Any image in the records should be left out; output everything else exactly.

┌─ INFORMATION PROVIDED

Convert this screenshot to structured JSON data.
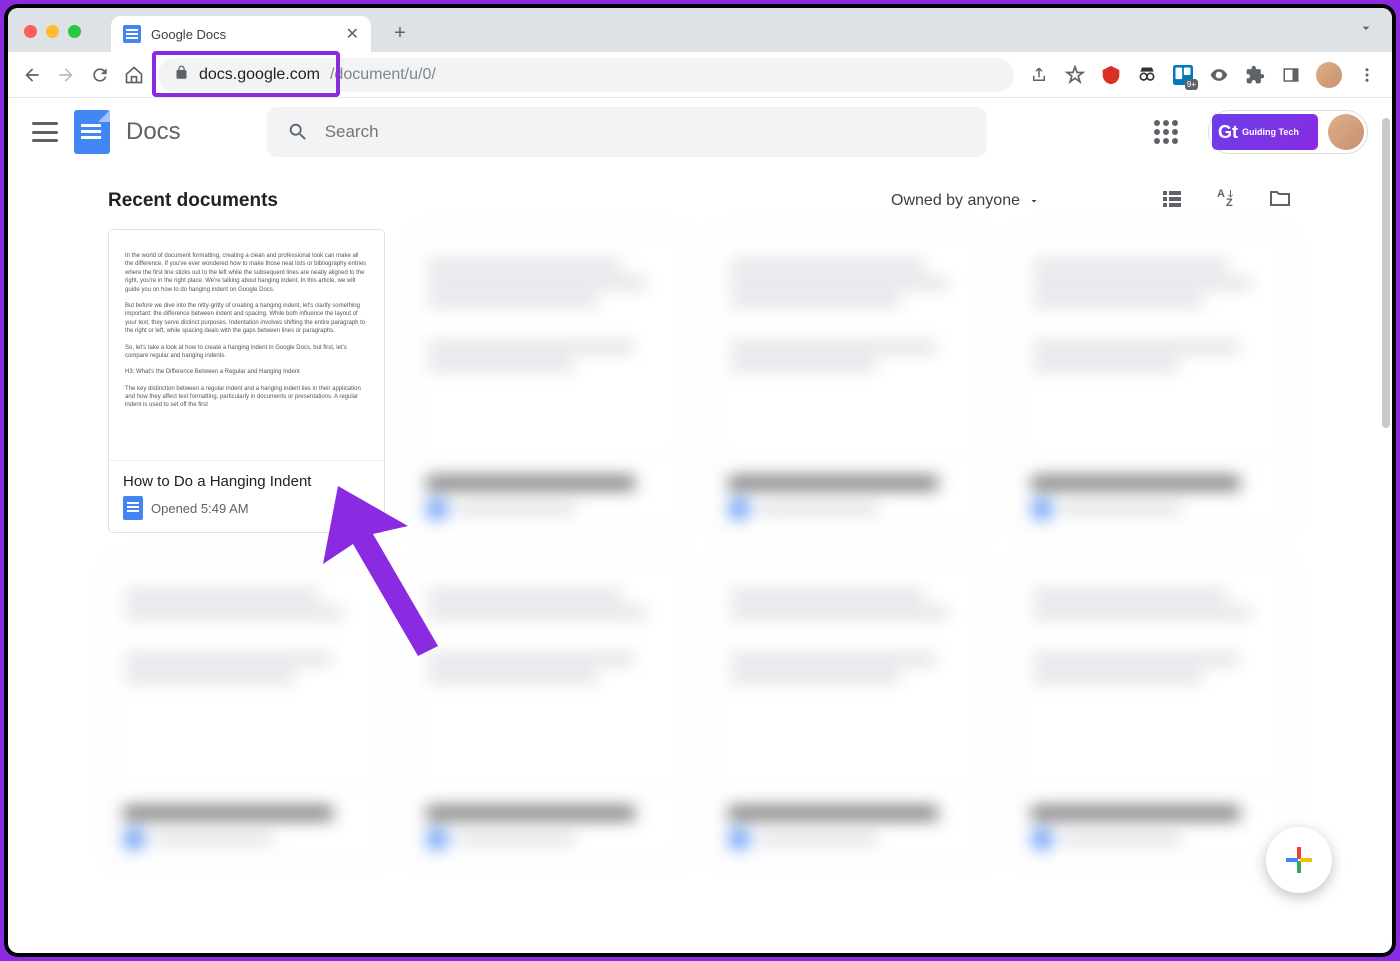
{
  "colors": {
    "red": "#ff5f57",
    "yellow": "#febc2e",
    "green": "#28c840",
    "accent": "#8a2be2",
    "blue": "#4285f4"
  },
  "browser": {
    "tab_title": "Google Docs",
    "url_domain": "docs.google.com",
    "url_path": "/document/u/0/",
    "ext_badge": "9+"
  },
  "header": {
    "app_name": "Docs",
    "search_placeholder": "Search",
    "account_brand": "Guiding Tech"
  },
  "section": {
    "title": "Recent documents",
    "owner_filter": "Owned by anyone"
  },
  "first_doc": {
    "title": "How to Do a Hanging Indent",
    "subtitle": "Opened 5:49 AM",
    "preview_p1": "In the world of document formatting, creating a clean and professional look can make all the difference. If you've ever wondered how to make those neat lists or bibliography entries where the first line sticks out to the left while the subsequent lines are neatly aligned to the right, you're in the right place. We're talking about hanging indent. In this article, we will guide you on how to do hanging indent on Google Docs.",
    "preview_p2": "But before we dive into the nitty-gritty of creating a hanging indent, let's clarify something important: the difference between indent and spacing. While both influence the layout of your text, they serve distinct purposes. Indentation involves shifting the entire paragraph to the right or left, while spacing deals with the gaps between lines or paragraphs.",
    "preview_p3": "So, let's take a look at how to create a hanging indent in Google Docs, but first, let's compare regular and hanging indents.",
    "preview_p4": "H3: What's the Difference Between a Regular and Hanging Indent",
    "preview_p5": "The key distinction between a regular indent and a hanging indent lies in their application and how they affect text formatting, particularly in documents or presentations. A regular indent is used to set off the first"
  }
}
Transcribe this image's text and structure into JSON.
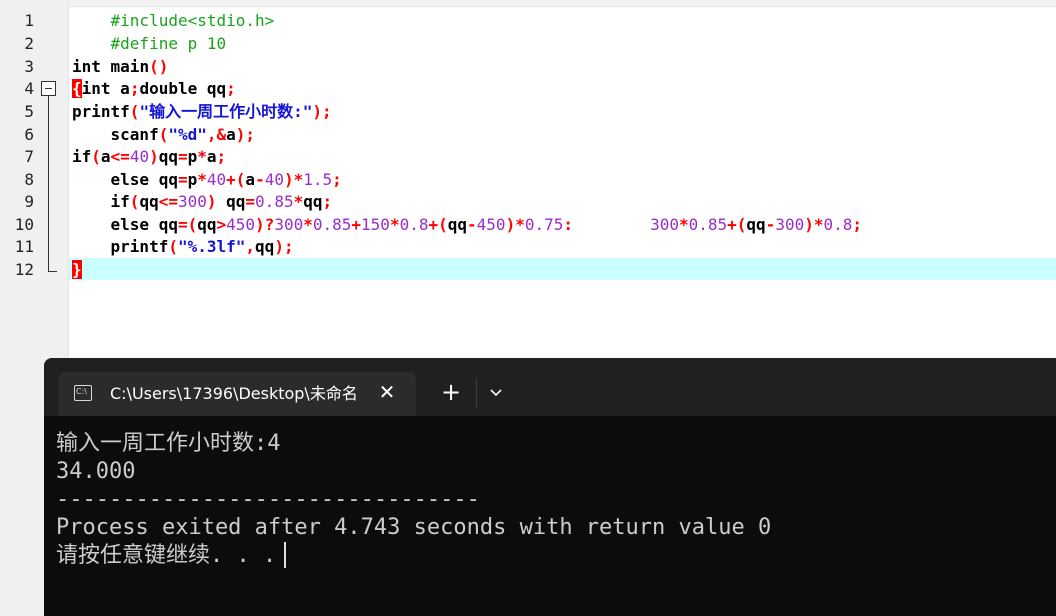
{
  "editor": {
    "line_numbers": [
      "1",
      "2",
      "3",
      "4",
      "5",
      "6",
      "7",
      "8",
      "9",
      "10",
      "11",
      "12"
    ],
    "lines": {
      "l1": "    #include<stdio.h>",
      "l2": "    #define p 10",
      "l3_kw": "int",
      "l3_rest": " main",
      "l3_par": "()",
      "l4_brace": "{",
      "l4_a": "int a",
      "l4_semi1": ";",
      "l4_b": "double qq",
      "l4_semi2": ";",
      "l5_fn": "printf",
      "l5_p1": "(",
      "l5_str": "\"输入一周工作小时数:\"",
      "l5_p2": ");",
      "l6_a": "    scanf",
      "l6_p1": "(",
      "l6_str": "\"%d\"",
      "l6_c": ",&",
      "l6_v": "a",
      "l6_p2": ");",
      "l7_a": "if",
      "l7_b": "(",
      "l7_c": "a",
      "l7_d": "<=",
      "l7_e": "40",
      "l7_f": ")",
      "l7_g": "qq",
      "l7_h": "=",
      "l7_i": "p",
      "l7_j": "*",
      "l7_k": "a",
      "l7_l": ";",
      "l8_a": "    else qq",
      "l8_b": "=",
      "l8_c": "p",
      "l8_d": "*",
      "l8_e": "40",
      "l8_f": "+(",
      "l8_g": "a",
      "l8_h": "-",
      "l8_i": "40",
      "l8_j": ")*",
      "l8_k": "1.5",
      "l8_l": ";",
      "l9_a": "    if",
      "l9_b": "(",
      "l9_c": "qq",
      "l9_d": "<=",
      "l9_e": "300",
      "l9_f": ") ",
      "l9_g": "qq",
      "l9_h": "=",
      "l9_i": "0.85",
      "l9_j": "*",
      "l9_k": "qq",
      "l9_l": ";",
      "l10_a": "    else qq",
      "l10_b": "=(",
      "l10_c": "qq",
      "l10_d": ">",
      "l10_e": "450",
      "l10_f": ")?",
      "l10_g": "300",
      "l10_h": "*",
      "l10_i": "0.85",
      "l10_j": "+",
      "l10_k": "150",
      "l10_l": "*",
      "l10_m": "0.8",
      "l10_n": "+(",
      "l10_o": "qq",
      "l10_p": "-",
      "l10_q": "450",
      "l10_r": ")*",
      "l10_s": "0.75",
      "l10_t": ":        ",
      "l10_u": "300",
      "l10_v": "*",
      "l10_w": "0.85",
      "l10_x": "+(",
      "l10_y": "qq",
      "l10_z": "-",
      "l10_aa": "300",
      "l10_ab": ")*",
      "l10_ac": "0.8",
      "l10_ad": ";",
      "l11_a": "    printf",
      "l11_b": "(",
      "l11_c": "\"%.3lf\"",
      "l11_d": ",",
      "l11_e": "qq",
      "l11_f": ");",
      "l12_brace": "}"
    }
  },
  "terminal": {
    "tab_title": "C:\\Users\\17396\\Desktop\\未命名",
    "close_glyph": "✕",
    "new_tab_glyph": "+",
    "output": [
      "输入一周工作小时数:4",
      "34.000",
      "--------------------------------",
      "Process exited after 4.743 seconds with return value 0",
      "请按任意键继续. . ."
    ]
  },
  "colors": {
    "keyword": "#000000",
    "operator": "#ff0000",
    "number": "#9b2dcc",
    "string": "#1414d6",
    "preprocessor": "#1aa31a",
    "current_line": "#ccffff",
    "terminal_bg": "#0c0c0c"
  }
}
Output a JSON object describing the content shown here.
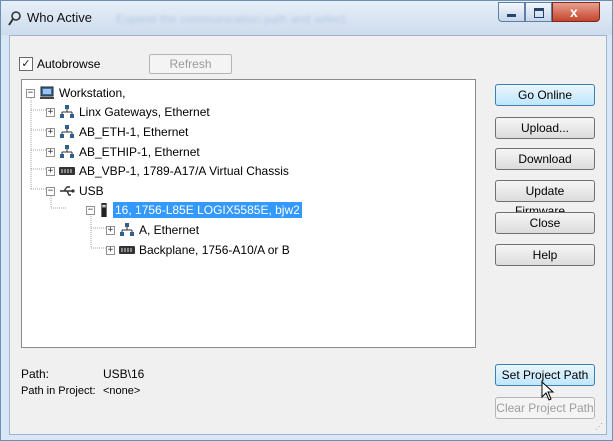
{
  "window": {
    "title": "Who Active",
    "title_background_text": "Expand the communication path and select",
    "close_glyph": "x"
  },
  "autobrowse": {
    "label": "Autobrowse",
    "checked": true,
    "check_glyph": "✓"
  },
  "refresh_label": "Refresh",
  "tree": {
    "nodes": [
      {
        "label": "Workstation,",
        "icon": "workstation-icon",
        "expander": "−"
      },
      {
        "label": "Linx Gateways, Ethernet",
        "icon": "network-icon",
        "expander": "+"
      },
      {
        "label": "AB_ETH-1, Ethernet",
        "icon": "network-icon",
        "expander": "+"
      },
      {
        "label": "AB_ETHIP-1, Ethernet",
        "icon": "network-icon",
        "expander": "+"
      },
      {
        "label": "AB_VBP-1, 1789-A17/A Virtual Chassis",
        "icon": "chassis-icon",
        "expander": "+"
      },
      {
        "label": "USB",
        "icon": "usb-icon",
        "expander": "−"
      },
      {
        "label": "16, 1756-L85E LOGIX5585E, bjw2",
        "icon": "controller-icon",
        "expander": "−",
        "selected": true
      },
      {
        "label": "A, Ethernet",
        "icon": "network-icon",
        "expander": "+"
      },
      {
        "label": "Backplane, 1756-A10/A or B",
        "icon": "chassis-icon",
        "expander": "+"
      }
    ]
  },
  "buttons": {
    "go_online": "Go Online",
    "upload": "Upload...",
    "download": "Download",
    "update_firmware": "Update Firmware...",
    "close": "Close",
    "help": "Help",
    "set_project_path": "Set Project Path",
    "clear_project_path": "Clear Project Path"
  },
  "path": {
    "label": "Path:",
    "value": "USB\\16"
  },
  "path_in_project": {
    "label": "Path in Project:",
    "value": "<none>"
  },
  "colors": {
    "selection": "#3399ff",
    "title_bar": "#cddcee",
    "close_button": "#c5442c"
  }
}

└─

__EXERCISE RESULT__
Convert this screenshot to structured JSON data.
{
  "colors": {
    "red": "#ff5f57",
    "yellow": "#febc2e",
    "green": "#28c840",
    "accent": "#8a2be2",
    "blue": "#4285f4"
  },
  "browser": {
    "tab_title": "Google Docs",
    "url_domain": "docs.google.com",
    "url_path": "/document/u/0/",
    "ext_badge": "9+"
  },
  "header": {
    "app_name": "Docs",
    "search_placeholder": "Search",
    "account_brand": "Guiding Tech"
  },
  "section": {
    "title": "Recent documents",
    "owner_filter": "Owned by anyone"
  },
  "first_doc": {
    "title": "How to Do a Hanging Indent",
    "subtitle": "Opened 5:49 AM",
    "preview_p1": "In the world of document formatting, creating a clean and professional look can make all the difference. If you've ever wondered how to make those neat lists or bibliography entries where the first line sticks out to the left while the subsequent lines are neatly aligned to the right, you're in the right place. We're talking about hanging indent. In this article, we will guide you on how to do hanging indent on Google Docs.",
    "preview_p2": "But before we dive into the nitty-gritty of creating a hanging indent, let's clarify something important: the difference between indent and spacing. While both influence the layout of your text, they serve distinct purposes. Indentation involves shifting the entire paragraph to the right or left, while spacing deals with the gaps between lines or paragraphs.",
    "preview_p3": "So, let's take a look at how to create a hanging indent in Google Docs, but first, let's compare regular and hanging indents.",
    "preview_p4": "H3: What's the Difference Between a Regular and Hanging Indent",
    "preview_p5": "The key distinction between a regular indent and a hanging indent lies in their application and how they affect text formatting, particularly in documents or presentations. A regular indent is used to set off the first"
  }
}
Transcribe this image's text and structure into JSON.
{
  "editor": {
    "line_numbers": [
      "1",
      "2",
      "3",
      "4",
      "5",
      "6",
      "7",
      "8",
      "9",
      "10",
      "11",
      "12"
    ],
    "lines": {
      "l1": "    #include<stdio.h>",
      "l2": "    #define p 10",
      "l3_kw": "int",
      "l3_rest": " main",
      "l3_par": "()",
      "l4_brace": "{",
      "l4_a": "int a",
      "l4_semi1": ";",
      "l4_b": "double qq",
      "l4_semi2": ";",
      "l5_fn": "printf",
      "l5_p1": "(",
      "l5_str": "\"输入一周工作小时数:\"",
      "l5_p2": ");",
      "l6_a": "    scanf",
      "l6_p1": "(",
      "l6_str": "\"%d\"",
      "l6_c": ",&",
      "l6_v": "a",
      "l6_p2": ");",
      "l7_a": "if",
      "l7_b": "(",
      "l7_c": "a",
      "l7_d": "<=",
      "l7_e": "40",
      "l7_f": ")",
      "l7_g": "qq",
      "l7_h": "=",
      "l7_i": "p",
      "l7_j": "*",
      "l7_k": "a",
      "l7_l": ";",
      "l8_a": "    else qq",
      "l8_b": "=",
      "l8_c": "p",
      "l8_d": "*",
      "l8_e": "40",
      "l8_f": "+(",
      "l8_g": "a",
      "l8_h": "-",
      "l8_i": "40",
      "l8_j": ")*",
      "l8_k": "1.5",
      "l8_l": ";",
      "l9_a": "    if",
      "l9_b": "(",
      "l9_c": "qq",
      "l9_d": "<=",
      "l9_e": "300",
      "l9_f": ") ",
      "l9_g": "qq",
      "l9_h": "=",
      "l9_i": "0.85",
      "l9_j": "*",
      "l9_k": "qq",
      "l9_l": ";",
      "l10_a": "    else qq",
      "l10_b": "=(",
      "l10_c": "qq",
      "l10_d": ">",
      "l10_e": "450",
      "l10_f": ")?",
      "l10_g": "300",
      "l10_h": "*",
      "l10_i": "0.85",
      "l10_j": "+",
      "l10_k": "150",
      "l10_l": "*",
      "l10_m": "0.8",
      "l10_n": "+(",
      "l10_o": "qq",
      "l10_p": "-",
      "l10_q": "450",
      "l10_r": ")*",
      "l10_s": "0.75",
      "l10_t": ":        ",
      "l10_u": "300",
      "l10_v": "*",
      "l10_w": "0.85",
      "l10_x": "+(",
      "l10_y": "qq",
      "l10_z": "-",
      "l10_aa": "300",
      "l10_ab": ")*",
      "l10_ac": "0.8",
      "l10_ad": ";",
      "l11_a": "    printf",
      "l11_b": "(",
      "l11_c": "\"%.3lf\"",
      "l11_d": ",",
      "l11_e": "qq",
      "l11_f": ");",
      "l12_brace": "}"
    }
  },
  "terminal": {
    "tab_title": "C:\\Users\\17396\\Desktop\\未命名",
    "close_glyph": "✕",
    "new_tab_glyph": "+",
    "output": [
      "输入一周工作小时数:4",
      "34.000",
      "--------------------------------",
      "Process exited after 4.743 seconds with return value 0",
      "请按任意键继续. . ."
    ]
  },
  "colors": {
    "keyword": "#000000",
    "operator": "#ff0000",
    "number": "#9b2dcc",
    "string": "#1414d6",
    "preprocessor": "#1aa31a",
    "current_line": "#ccffff",
    "terminal_bg": "#0c0c0c"
  }
}
Output a JSON object describing the content shown here.
{
  "window": {
    "title": "Who Active",
    "title_background_text": "Expand the communication path and select",
    "close_glyph": "x"
  },
  "autobrowse": {
    "label": "Autobrowse",
    "checked": true,
    "check_glyph": "✓"
  },
  "refresh_label": "Refresh",
  "tree": {
    "nodes": [
      {
        "label": "Workstation,",
        "icon": "workstation-icon",
        "expander": "−"
      },
      {
        "label": "Linx Gateways, Ethernet",
        "icon": "network-icon",
        "expander": "+"
      },
      {
        "label": "AB_ETH-1, Ethernet",
        "icon": "network-icon",
        "expander": "+"
      },
      {
        "label": "AB_ETHIP-1, Ethernet",
        "icon": "network-icon",
        "expander": "+"
      },
      {
        "label": "AB_VBP-1, 1789-A17/A Virtual Chassis",
        "icon": "chassis-icon",
        "expander": "+"
      },
      {
        "label": "USB",
        "icon": "usb-icon",
        "expander": "−"
      },
      {
        "label": "16, 1756-L85E LOGIX5585E, bjw2",
        "icon": "controller-icon",
        "expander": "−",
        "selected": true
      },
      {
        "label": "A, Ethernet",
        "icon": "network-icon",
        "expander": "+"
      },
      {
        "label": "Backplane, 1756-A10/A or B",
        "icon": "chassis-icon",
        "expander": "+"
      }
    ]
  },
  "buttons": {
    "go_online": "Go Online",
    "upload": "Upload...",
    "download": "Download",
    "update_firmware": "Update Firmware...",
    "close": "Close",
    "help": "Help",
    "set_project_path": "Set Project Path",
    "clear_project_path": "Clear Project Path"
  },
  "path": {
    "label": "Path:",
    "value": "USB\\16"
  },
  "path_in_project": {
    "label": "Path in Project:",
    "value": "<none>"
  },
  "colors": {
    "selection": "#3399ff",
    "title_bar": "#cddcee",
    "close_button": "#c5442c"
  }
}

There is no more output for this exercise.